Barcelona’s domestic dominance last year was based – in addition to their pace on the counter – on a fine defensive unit. The best of the centre backs, Anderson Ordonez was sold to Germany, but a pair of 22 year olds did a sound job last Tuesday night. Dario Aimar looks classy and with Mena suspended Xavier Arreaga also had an excellent game against Botafogo. With just 2 goals conceded in 4 games, Barcelona – together with Nacional of Uruguay – have the best defensive record in the competition. And if they can maintain that level of solidity, then their threat on the counter attack will make them opponents to be feared.

The other Ecuadorian representatives in this year’s competition are Barcelona’s local rivals Emelec – who are involved in the only game in the Libertadores this week when they travel to meet River Plate of Argentina.
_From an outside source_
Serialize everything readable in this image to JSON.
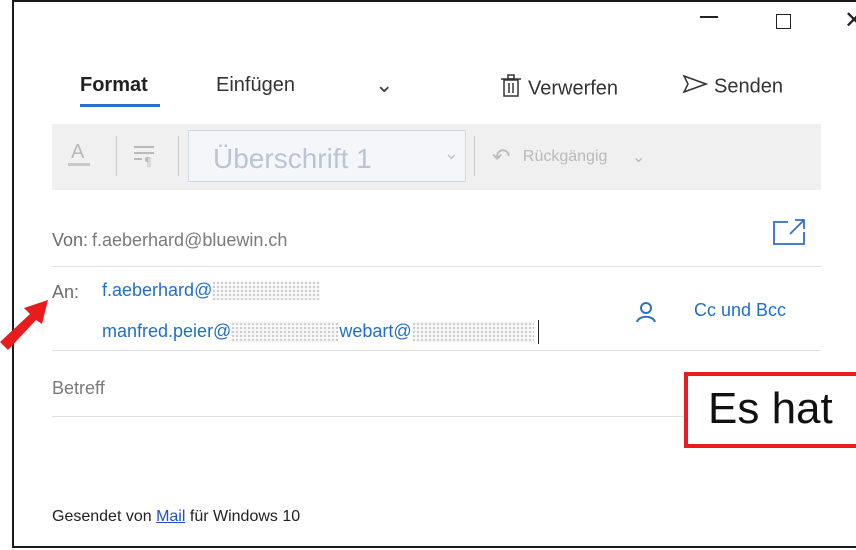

River are the only side in the competition with a 100 per cent record, and will be strong favourites to pick up three more points and seal their place in the last 16.

That, of course, leaves one place available for the other three teams in the group, where Emelec’s main competitors are Medellin of Colombia – where playmaker Juan Fernando Quintero is picking up confidence on loan from Porto after an immensely promising career went off the rails.  The crunch game between the two sides takes place next Tuesday in Colombia – a meeting which will go a long way towards defining whether or not the city of Guayaquil will be providing two of the teams in the last 16 of the Libertadores.